Amendola’s contract with the Patriots is for five years and $31 million, with $10 million guaranteed; $6 million of that is a signing bonus. His base salary for the coming season is $2 million. That number is set to go up $1 million per year for the life of the contract.
Jones, 25, is heading into his fourth season, and was set to be a restricted free agent. But the Bills did not offer him a tender, making him available.
Listed at 6 feet, 208 pounds, Jones is versatile, able to line up just about anywhere. Last year, he caught 41 passes for 443 yards and four touchdowns for Buffalo.
In two games against the Patriots, he had eight receptions for 164 yards and two touchdowns, including a 68-yard reception in Week 4. In 2011, Jones had five catches for 101 yards in Buffalo’s 34-31 win over New England.
So despite injury concerns — he missed time in ’11 with an ankle injury, had a calf issue last season, and finished 2012 on injured reserve due to an unspecified illness — signing Jones may be another Bill Belichick “if you can’t cover him, sign him” move, in the mold of Welker years ago.
Getting Jones on board may influence whether the Patriots keep Brandon Lloyd; there is a Saturday deadline for New England to decide whether it wants to pick up a $3 million option bonus for the wide receiver who caught 74 balls for 911 yards and four TDs in 2012.
ESPN reported Friday that the Patriots were trying to restructure Lloyd’s contract.

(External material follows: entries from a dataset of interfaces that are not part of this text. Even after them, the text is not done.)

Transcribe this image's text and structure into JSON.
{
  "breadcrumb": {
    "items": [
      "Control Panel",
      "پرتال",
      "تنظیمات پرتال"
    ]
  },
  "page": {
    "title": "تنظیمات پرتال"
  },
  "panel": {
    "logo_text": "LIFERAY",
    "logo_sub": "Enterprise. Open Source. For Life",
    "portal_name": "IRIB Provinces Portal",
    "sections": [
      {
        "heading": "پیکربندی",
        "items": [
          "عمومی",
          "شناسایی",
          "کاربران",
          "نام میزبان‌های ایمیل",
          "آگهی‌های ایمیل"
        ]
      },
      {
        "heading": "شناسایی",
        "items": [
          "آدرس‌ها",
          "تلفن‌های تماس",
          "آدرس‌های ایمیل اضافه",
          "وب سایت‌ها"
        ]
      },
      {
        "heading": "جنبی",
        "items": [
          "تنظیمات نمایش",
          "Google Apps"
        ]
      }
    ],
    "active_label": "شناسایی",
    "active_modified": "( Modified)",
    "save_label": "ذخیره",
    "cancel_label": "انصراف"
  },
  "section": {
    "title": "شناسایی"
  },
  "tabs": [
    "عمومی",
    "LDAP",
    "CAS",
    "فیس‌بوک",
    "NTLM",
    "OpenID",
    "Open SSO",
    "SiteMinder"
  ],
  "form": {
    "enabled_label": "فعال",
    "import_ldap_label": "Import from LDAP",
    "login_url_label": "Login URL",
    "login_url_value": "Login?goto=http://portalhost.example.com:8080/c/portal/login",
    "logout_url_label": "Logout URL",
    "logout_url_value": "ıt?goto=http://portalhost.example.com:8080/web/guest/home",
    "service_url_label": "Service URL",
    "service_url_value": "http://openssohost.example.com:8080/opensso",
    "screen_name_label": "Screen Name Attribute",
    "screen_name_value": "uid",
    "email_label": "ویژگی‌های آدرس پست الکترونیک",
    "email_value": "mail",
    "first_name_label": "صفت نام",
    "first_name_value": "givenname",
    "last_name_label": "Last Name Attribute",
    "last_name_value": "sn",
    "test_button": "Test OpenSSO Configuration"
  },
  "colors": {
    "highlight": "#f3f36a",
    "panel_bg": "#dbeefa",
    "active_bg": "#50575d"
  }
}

Sanders, another young (he’ll be 26 on Sunday), versatile and speedy receiver, if he were to remain with the Steelers, would likely step into the starting role that’s come open since Mike Wallace signed with Miami.
However, he was only tendered at the original-round level by the Steelers, meaning that if another team were to offer Sanders a contract, Pittsburgh would have the right to match it or receive a third-round draft pick in return, since Sanders was drafted in that round in 2010.
Playing in all 16 games last year (seven starts), the Southern Methodist product had 44 catches for 626 yards (14.2 yards per reception), though just one touchdown.
Pittsburgh is in a difficult cap situation, so depending on the contract the Patriots offered — if they were to offer one — it could be difficult for the team to match, particularly if it were front loaded. If he stays with the Steelers, Sanders’s 2013 salary will be $1.33 million.
It is possible, however, for the two sides to work out a trade, as New England did with Miami in 2007 to get Welker.
Greg A. Bedard and Christopher L. Gasper of the Globe staff contributed to this report. Shalise Manza Young can be reached at email@example.com.